World’s Fastest Supercomputer identifies chemicals with potential to stop COVID – 19
- Summit, IBM’s supercomputer equipped with the “brain of AI,” ran thousands of simulations (imitation of the operation of a process) to analyze which drug compounds might effectively stop the virus from infecting host cells.
- The supercomputer identified 77 of them.
- It’s a promising step toward creating the most effective vaccine. “It took us a day or two whereas it would have taken months on a normal computer”.
- SUMMIT was used to analyze a database of over 8,000 compounds that are known from existing drugs, chemicals, herbal medicines, and natural products.
- Its job was to find out compounds that appear to be capable of binding to the SARS-CoV-2 protein spikes, thereby blocking the virus.
- The drugs found will require extensive testing and clinical trials before it can be used as a vaccine.
- The compound, shown in gray, was calculated to bind to the CoV-2 spike protein, shown in cyan, to prevent it from docking to the human cell receptor, shown in purple
Previous achievements by Summit
- Summit has identified patterns in cellular systems that precede Alzheimr’s, analyzed genes that contribute to traits like opioid addiction and predicted extreme weather based on climate simulations.
Japanies Flu Drugs ‘ Clearly Effective In Treating Coronavirus, Say’s China
- Medical authorities in China have said a drug used in Japan to treat new strains of influenza appeared to be effective in coronavirus patients.
- Favipiravir, developed by a subsidiary of Fujifilm, had produced encouraging outcomes in clinical trials in Wuhan and Shenzhen involving 340 patients.
- In 2016, the Japanese government supplied favipiravir as an emergency aid to counter the Ebola virus outbreak in Guinea.
The Ebola drug: Remdesivir
- Remdesivir was originally developed as an Ebola treatment, but the drug has emerged as a frontrunner among potential antiviral drugs to combat Covid-19.

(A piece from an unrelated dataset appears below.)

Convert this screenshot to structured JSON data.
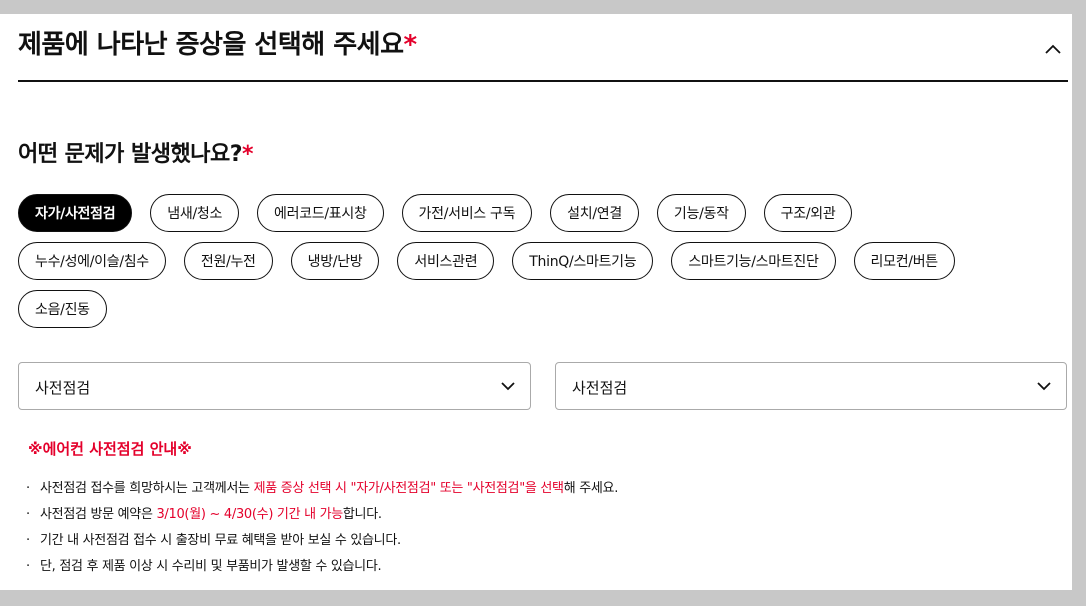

- The drug works against SARS (Severe Acute Respiratory Syndrome) and MERS (Middle East respiratory syndrome), two other coronaviruses that are more lethal but less transmissible.
The anti-malaria drug: chloroquine
- Chloroquine is a cheap, widely available drug that has been routinely used since 1945 against malaria and other conditions.
- Doctors said 25% of patients who received the drug tested positive for the virus after six days, compared with 90% of those who did not receive it.
- WHO is also using it in clinical trials for COVID-19.
- Combination of medications lopinavir and ritonavir which are second-line HIV drugs.
- Both were discharged after testing negative twice for the virus, as per the established protocol.
- After positive outcome in Jaipur, 3 patients in Mumbai put on anti-HIV drugs. The Italian tourist who died in Jaipur was a 70- year-old chain smoker; he had tested negative for the coronavirus twice.
The government has revised its clinical management guidelines for COVID-19
- Lopinavir/ Ritonavir should ONLY be used with proper informed expressed consent on a case to case basis for severe cases.
How soon can a drug or a vaccine be expected?
- WHO chief scientist Dr Soumya Swaminathan said: “if everything goes really well, we would probably have a vaccine in the next 12-18 months but even after that there would be the question of availability of sufficient doses. We are probably looking at an 18-24 month window for that.